Yes. This pizza will not fulfill all your deep dish dreams. The texture of the cheese is inconsistent; sometimes a bit stringy, sometimes very thick, sometimes more like giant impenetrable blanket. Also, the center of the pizza was just a bit watery from an excess of spinach.
The crust, however, was terrific, with a slight cornmeal flavor, a buttery brown exterior, and a moist spongy base. The chopped roma tomatoes were so sweet and juicy I could probably convince you a stranger they'd never been frozen, and the spinach, even in its overabundance, was perfectly sauteed with a nice garlic zing.
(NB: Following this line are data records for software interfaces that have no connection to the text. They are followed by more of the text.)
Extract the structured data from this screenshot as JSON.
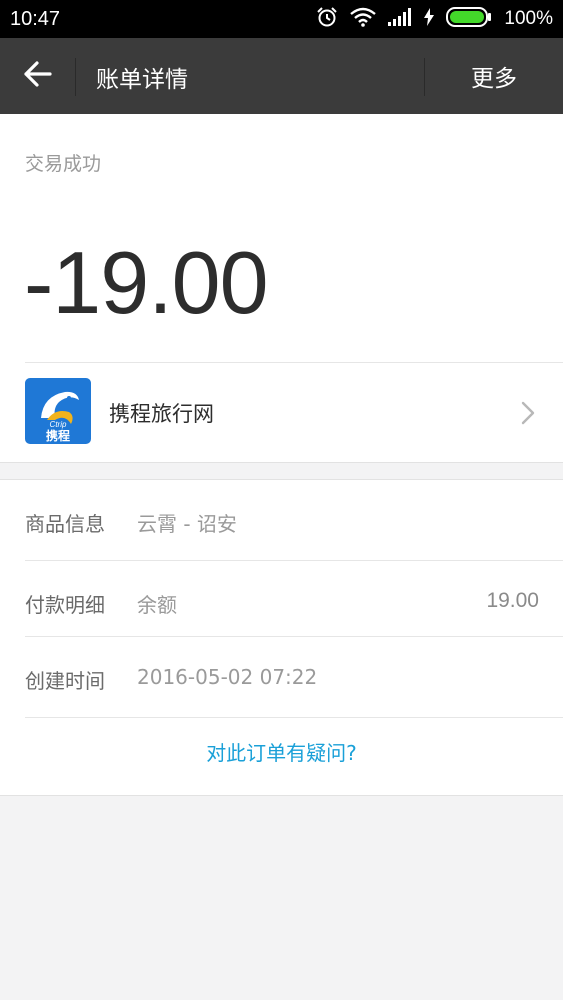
{
  "status_bar": {
    "time": "10:47",
    "battery": "100%",
    "icons": [
      "alarm-icon",
      "wifi-icon",
      "signal-icon",
      "charging-icon",
      "battery-icon"
    ]
  },
  "app_bar": {
    "title": "账单详情",
    "more_label": "更多",
    "back_icon": "back-arrow-icon"
  },
  "transaction": {
    "status": "交易成功",
    "amount": "-19.00"
  },
  "merchant": {
    "name": "携程旅行网",
    "logo_text": "携程",
    "logo_brand": "Ctrip",
    "chevron_icon": "chevron-right-icon"
  },
  "details": [
    {
      "label": "商品信息",
      "value": "云霄 - 诏安",
      "amount": ""
    },
    {
      "label": "付款明细",
      "value": "余额",
      "amount": "19.00"
    },
    {
      "label": "创建时间",
      "value": "2016-05-02 07:22",
      "amount": ""
    }
  ],
  "question_link": "对此订单有疑问?",
  "colors": {
    "app_bar_bg": "#3b3b3b",
    "link": "#1aa0d8",
    "logo_bg": "#1f78d6",
    "page_bg": "#f3f3f4"
  }
}
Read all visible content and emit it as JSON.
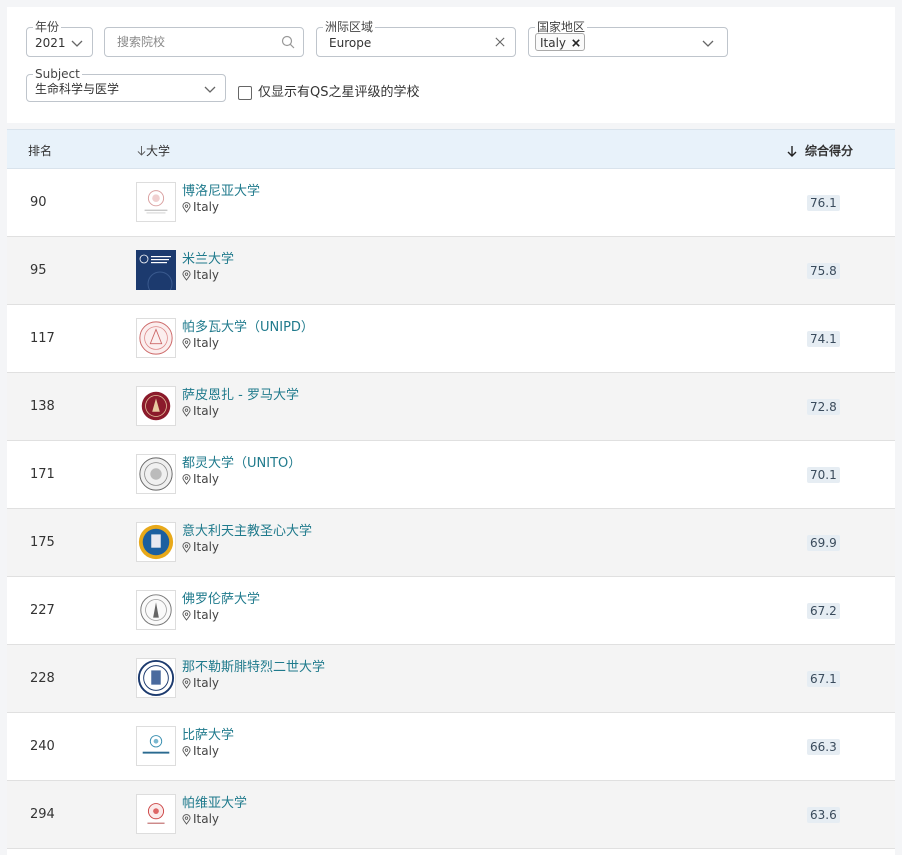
{
  "filters": {
    "year": {
      "label": "年份",
      "value": "2021"
    },
    "search": {
      "placeholder": "搜索院校"
    },
    "region": {
      "label": "洲际区域",
      "value": "Europe"
    },
    "country": {
      "label": "国家地区",
      "chip": "Italy"
    },
    "subject": {
      "label": "Subject",
      "value": "生命科学与医学"
    },
    "qs_stars_checkbox": {
      "label": "仅显示有QS之星评级的学校",
      "checked": false
    }
  },
  "table": {
    "headers": {
      "rank": "排名",
      "university": "大学",
      "score": "综合得分"
    },
    "rows": [
      {
        "rank": "90",
        "name": "博洛尼亚大学",
        "country": "Italy",
        "score": "76.1",
        "logo": "bologna-seal"
      },
      {
        "rank": "95",
        "name": "米兰大学",
        "country": "Italy",
        "score": "75.8",
        "logo": "milan-logo"
      },
      {
        "rank": "117",
        "name": "帕多瓦大学（UNIPD）",
        "country": "Italy",
        "score": "74.1",
        "logo": "padova-seal"
      },
      {
        "rank": "138",
        "name": "萨皮恩扎 - 罗马大学",
        "country": "Italy",
        "score": "72.8",
        "logo": "sapienza-seal"
      },
      {
        "rank": "171",
        "name": "都灵大学（UNITO）",
        "country": "Italy",
        "score": "70.1",
        "logo": "torino-seal"
      },
      {
        "rank": "175",
        "name": "意大利天主教圣心大学",
        "country": "Italy",
        "score": "69.9",
        "logo": "cattolica-seal"
      },
      {
        "rank": "227",
        "name": "佛罗伦萨大学",
        "country": "Italy",
        "score": "67.2",
        "logo": "firenze-seal"
      },
      {
        "rank": "228",
        "name": "那不勒斯腓特烈二世大学",
        "country": "Italy",
        "score": "67.1",
        "logo": "napoli-seal"
      },
      {
        "rank": "240",
        "name": "比萨大学",
        "country": "Italy",
        "score": "66.3",
        "logo": "pisa-logo"
      },
      {
        "rank": "294",
        "name": "帕维亚大学",
        "country": "Italy",
        "score": "63.6",
        "logo": "pavia-seal"
      }
    ]
  }
}
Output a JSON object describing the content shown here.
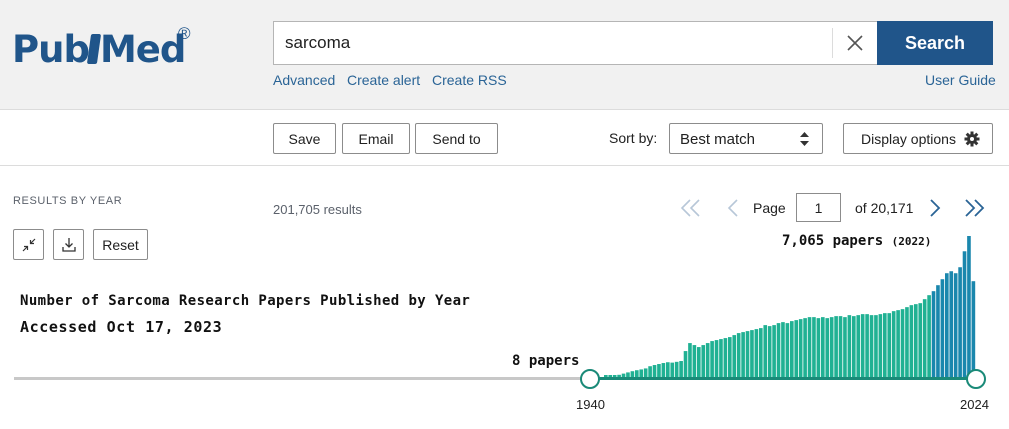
{
  "header": {
    "logo": {
      "word_left": "Pub",
      "word_right": "Med",
      "reg": "®"
    },
    "search": {
      "value": "sarcoma",
      "placeholder": ""
    },
    "search_button": "Search",
    "links": {
      "advanced": "Advanced",
      "create_alert": "Create alert",
      "create_rss": "Create RSS",
      "user_guide": "User Guide"
    }
  },
  "actions": {
    "save": "Save",
    "email": "Email",
    "send_to": "Send to",
    "sort_label": "Sort by:",
    "sort_value": "Best match",
    "display_options": "Display options"
  },
  "timeline": {
    "section_label": "RESULTS BY YEAR",
    "reset": "Reset",
    "start_year": "1940",
    "end_year": "2024"
  },
  "results": {
    "count_text": "201,705 results",
    "page_label": "Page",
    "page_value": "1",
    "page_of": "of 20,171"
  },
  "annotations": {
    "title": "Number of Sarcoma Research Papers Published by Year",
    "accessed": "Accessed Oct 17, 2023",
    "min_label": "8 papers",
    "max_label": "7,065 papers",
    "max_year": "(2022)"
  },
  "colors": {
    "brand": "#20558a",
    "link": "#2a6496",
    "bar": "#20b193",
    "bar_recent": "#1a87ad",
    "handle": "#1a8a78"
  },
  "chart_data": {
    "type": "bar",
    "xlabel": "",
    "ylabel": "",
    "x": [
      1940,
      1941,
      1942,
      1943,
      1944,
      1945,
      1946,
      1947,
      1948,
      1949,
      1950,
      1951,
      1952,
      1953,
      1954,
      1955,
      1956,
      1957,
      1958,
      1959,
      1960,
      1961,
      1962,
      1963,
      1964,
      1965,
      1966,
      1967,
      1968,
      1969,
      1970,
      1971,
      1972,
      1973,
      1974,
      1975,
      1976,
      1977,
      1978,
      1979,
      1980,
      1981,
      1982,
      1983,
      1984,
      1985,
      1986,
      1987,
      1988,
      1989,
      1990,
      1991,
      1992,
      1993,
      1994,
      1995,
      1996,
      1997,
      1998,
      1999,
      2000,
      2001,
      2002,
      2003,
      2004,
      2005,
      2006,
      2007,
      2008,
      2009,
      2010,
      2011,
      2012,
      2013,
      2014,
      2015,
      2016,
      2017,
      2018,
      2019,
      2020,
      2021,
      2022,
      2023
    ],
    "values": [
      8,
      15,
      40,
      110,
      170,
      230,
      290,
      340,
      380,
      430,
      540,
      600,
      650,
      700,
      740,
      720,
      760,
      800,
      1300,
      1700,
      1600,
      1500,
      1600,
      1700,
      1800,
      1850,
      1900,
      1950,
      2000,
      2100,
      2200,
      2250,
      2300,
      2350,
      2400,
      2450,
      2600,
      2550,
      2600,
      2700,
      2750,
      2700,
      2800,
      2850,
      2900,
      2950,
      3000,
      3000,
      2950,
      3000,
      2950,
      3000,
      3050,
      3050,
      3000,
      3100,
      3050,
      3100,
      3150,
      3150,
      3100,
      3100,
      3150,
      3200,
      3200,
      3300,
      3350,
      3400,
      3500,
      3600,
      3650,
      3700,
      3900,
      4100,
      4300,
      4600,
      4900,
      5200,
      5300,
      5200,
      5500,
      6300,
      7065,
      4800
    ],
    "xlim": [
      1940,
      2024
    ],
    "ylim": [
      0,
      7065
    ]
  }
}
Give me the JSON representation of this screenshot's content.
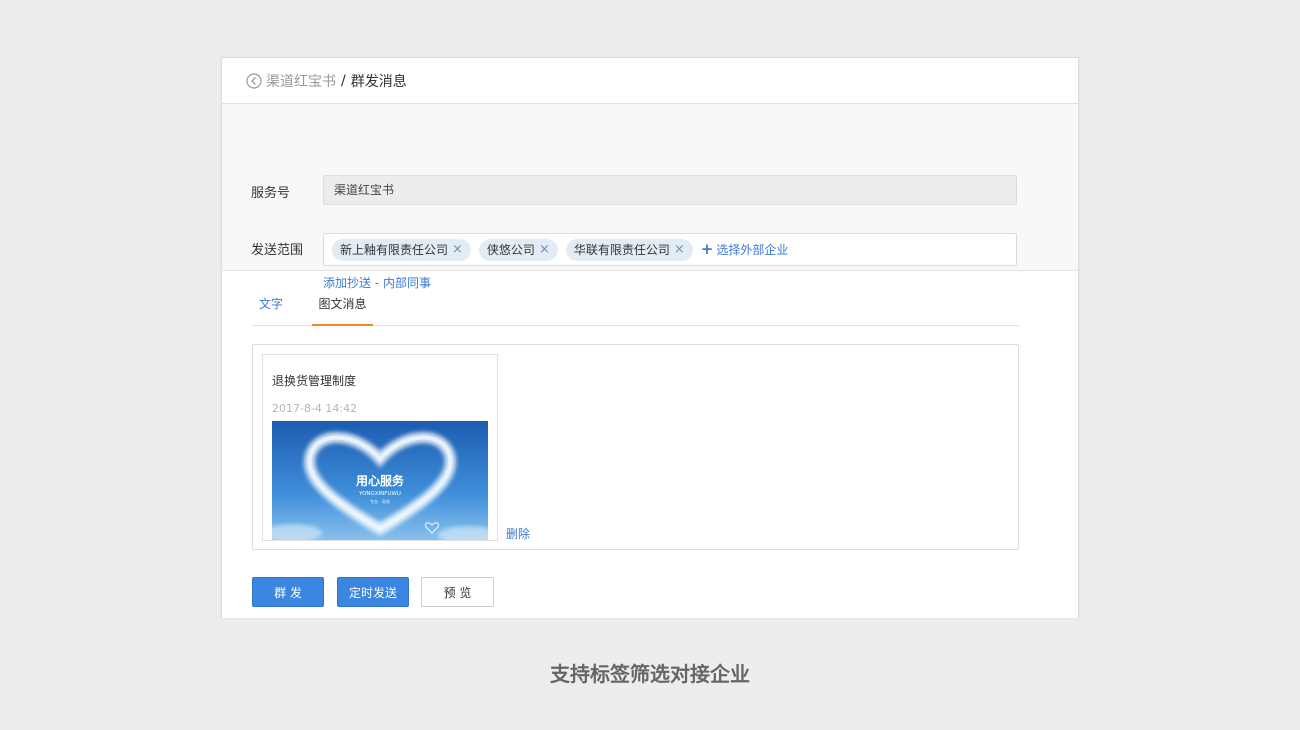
{
  "breadcrumb": {
    "parent": "渠道红宝书",
    "separator": "/",
    "current": "群发消息"
  },
  "form": {
    "service_label": "服务号",
    "service_value": "渠道红宝书",
    "scope_label": "发送范围",
    "scope_tags": [
      "新上釉有限责任公司",
      "侠悠公司",
      "华联有限责任公司"
    ],
    "tag_remove_glyph": "×",
    "add_external_glyph": "+",
    "add_external_label": "选择外部企业",
    "cc_link": "添加抄送 - 内部同事"
  },
  "tabs": [
    {
      "label": "文字",
      "active": false
    },
    {
      "label": "图文消息",
      "active": true
    }
  ],
  "news_card": {
    "title": "退换货管理制度",
    "time": "2017-8-4 14:42",
    "image_title": "用心服务",
    "image_subtitle": "YONGXINFUWU",
    "image_tagline": "专业 · 高效",
    "delete_label": "删除"
  },
  "actions": {
    "send_label": "群 发",
    "schedule_label": "定时发送",
    "preview_label": "预 览"
  },
  "caption": "支持标签筛选对接企业",
  "colors": {
    "link": "#3a7bd5",
    "primary": "#3a86e0",
    "tab_active": "#e8892d"
  }
}
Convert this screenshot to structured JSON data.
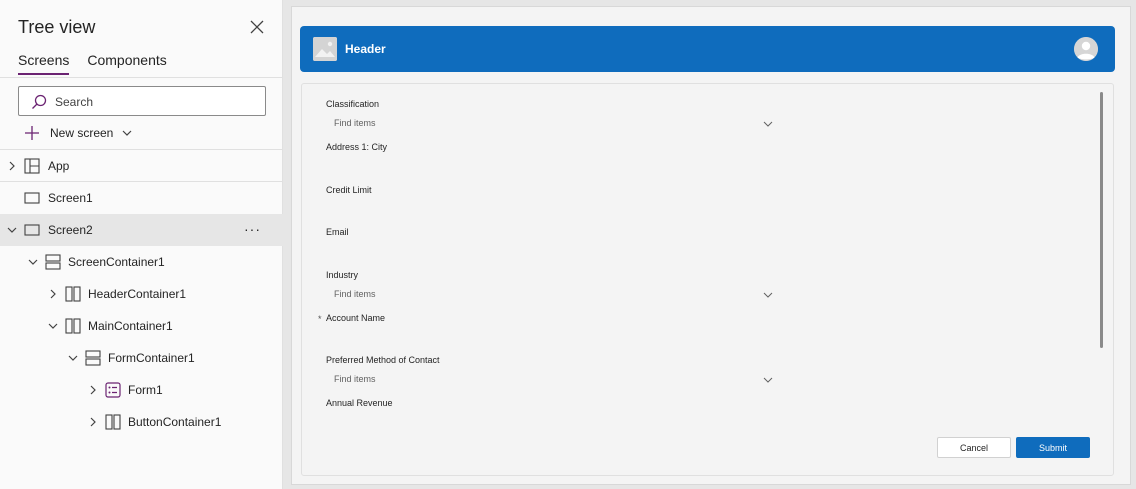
{
  "tree_view": {
    "title": "Tree view",
    "tabs": [
      {
        "label": "Screens",
        "active": true
      },
      {
        "label": "Components",
        "active": false
      }
    ],
    "search": {
      "placeholder": "Search",
      "value": ""
    },
    "new_screen_label": "New screen",
    "nodes": [
      {
        "label": "App",
        "icon": "app-icon",
        "expanded": false
      },
      {
        "label": "Screen1",
        "icon": "screen-icon"
      },
      {
        "label": "Screen2",
        "icon": "screen-icon",
        "expanded": true,
        "selected": true,
        "more": "···"
      },
      {
        "label": "ScreenContainer1",
        "icon": "vertical-container-icon",
        "expanded": true
      },
      {
        "label": "HeaderContainer1",
        "icon": "horizontal-container-icon",
        "expanded": false
      },
      {
        "label": "MainContainer1",
        "icon": "horizontal-container-icon",
        "expanded": true
      },
      {
        "label": "FormContainer1",
        "icon": "vertical-container-icon",
        "expanded": true
      },
      {
        "label": "Form1",
        "icon": "form-icon",
        "expanded": false
      },
      {
        "label": "ButtonContainer1",
        "icon": "horizontal-container-icon",
        "expanded": false
      }
    ]
  },
  "canvas": {
    "header": {
      "title": "Header",
      "image_icon": "image-placeholder-icon",
      "avatar_icon": "user-avatar-icon"
    },
    "form": {
      "fields": [
        {
          "label": "Classification",
          "type": "select",
          "placeholder": "Find items",
          "required": false
        },
        {
          "label": "Address 1: City",
          "type": "text",
          "required": false
        },
        {
          "label": "Credit Limit",
          "type": "text",
          "required": false
        },
        {
          "label": "Email",
          "type": "text",
          "required": false
        },
        {
          "label": "Industry",
          "type": "select",
          "placeholder": "Find items",
          "required": false
        },
        {
          "label": "Account Name",
          "type": "text",
          "required": true,
          "required_marker": "*"
        },
        {
          "label": "Preferred Method of Contact",
          "type": "select",
          "placeholder": "Find items",
          "required": false
        },
        {
          "label": "Annual Revenue",
          "type": "text",
          "required": false
        }
      ],
      "cancel_label": "Cancel",
      "submit_label": "Submit"
    }
  },
  "colors": {
    "accent": "#0f6cbd",
    "tab_underline": "#6b2372",
    "selection": "#e6e6e6"
  }
}
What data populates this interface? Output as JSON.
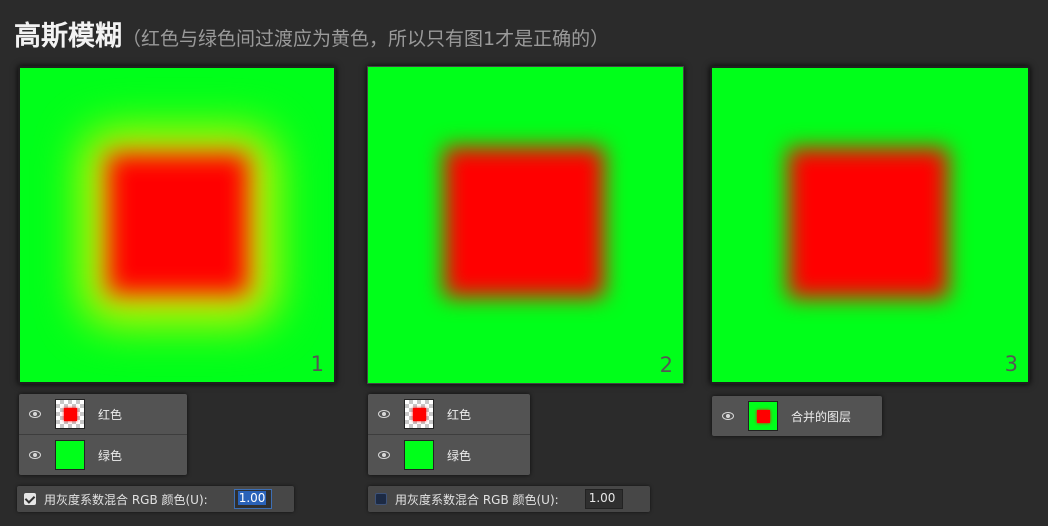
{
  "title": {
    "main": "高斯模糊",
    "sub": "（红色与绿色间过渡应为黄色，所以只有图1才是正确的）"
  },
  "panels": [
    {
      "number": "1"
    },
    {
      "number": "2"
    },
    {
      "number": "3"
    }
  ],
  "layers1": [
    {
      "name": "红色",
      "thumb": "red-square-transparent",
      "visible": true
    },
    {
      "name": "绿色",
      "thumb": "green-fill",
      "visible": true
    }
  ],
  "layers2": [
    {
      "name": "红色",
      "thumb": "red-square-transparent",
      "visible": true
    },
    {
      "name": "绿色",
      "thumb": "green-fill",
      "visible": true
    }
  ],
  "layers3": [
    {
      "name": "合并的图层",
      "thumb": "red-on-green",
      "visible": true
    }
  ],
  "option1": {
    "label": "用灰度系数混合 RGB 颜色(U):",
    "value": "1.00",
    "checked": true
  },
  "option2": {
    "label": "用灰度系数混合 RGB 颜色(U):",
    "value": "1.00",
    "checked": false
  },
  "colors": {
    "background": "#2b2b2b",
    "green": "#00ff1a",
    "red": "#ff0000",
    "transition_yellow": "#d4f000"
  }
}
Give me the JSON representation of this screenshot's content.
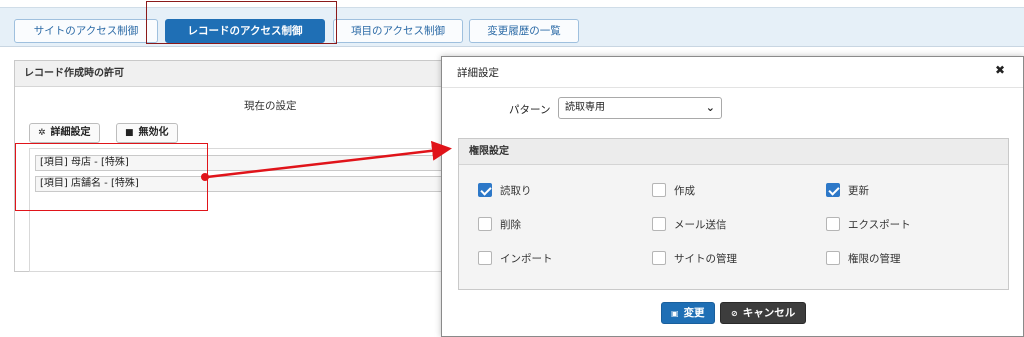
{
  "tabs": [
    {
      "label": "サイトのアクセス制御"
    },
    {
      "label": "レコードのアクセス制御"
    },
    {
      "label": "項目のアクセス制御"
    },
    {
      "label": "変更履歴の一覧"
    }
  ],
  "record_panel": {
    "header": "レコード作成時の許可",
    "current_settings_label": "現在の設定",
    "advanced_button": "詳細設定",
    "disable_button": "無効化",
    "permission_items": [
      "[項目] 母店 - [特殊]",
      "[項目] 店舗名 - [特殊]"
    ]
  },
  "dialog": {
    "title": "詳細設定",
    "close_glyph": "✖",
    "pattern_label": "パターン",
    "pattern_value": "読取専用",
    "permissions_header": "権限設定",
    "permissions": [
      {
        "label": "読取り",
        "checked": true
      },
      {
        "label": "作成",
        "checked": false
      },
      {
        "label": "更新",
        "checked": true
      },
      {
        "label": "削除",
        "checked": false
      },
      {
        "label": "メール送信",
        "checked": false
      },
      {
        "label": "エクスポート",
        "checked": false
      },
      {
        "label": "インポート",
        "checked": false
      },
      {
        "label": "サイトの管理",
        "checked": false
      },
      {
        "label": "権限の管理",
        "checked": false
      }
    ],
    "ok_button": "変更",
    "cancel_button": "キャンセル"
  },
  "colors": {
    "accent": "#1f6fb5",
    "highlight_red": "#e0141a"
  }
}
Macroscopic design was also very good, as Gino's East definitely knows that deep dish needs to comprise multiple, thick layers, beginning with crust and ending with tomatoes (or technically perhaps some sprinkled parmesan), to form a hefty pie from which you cut "pieces" not "slices."
Now, I have pre-gamed properly for my Chicago trip.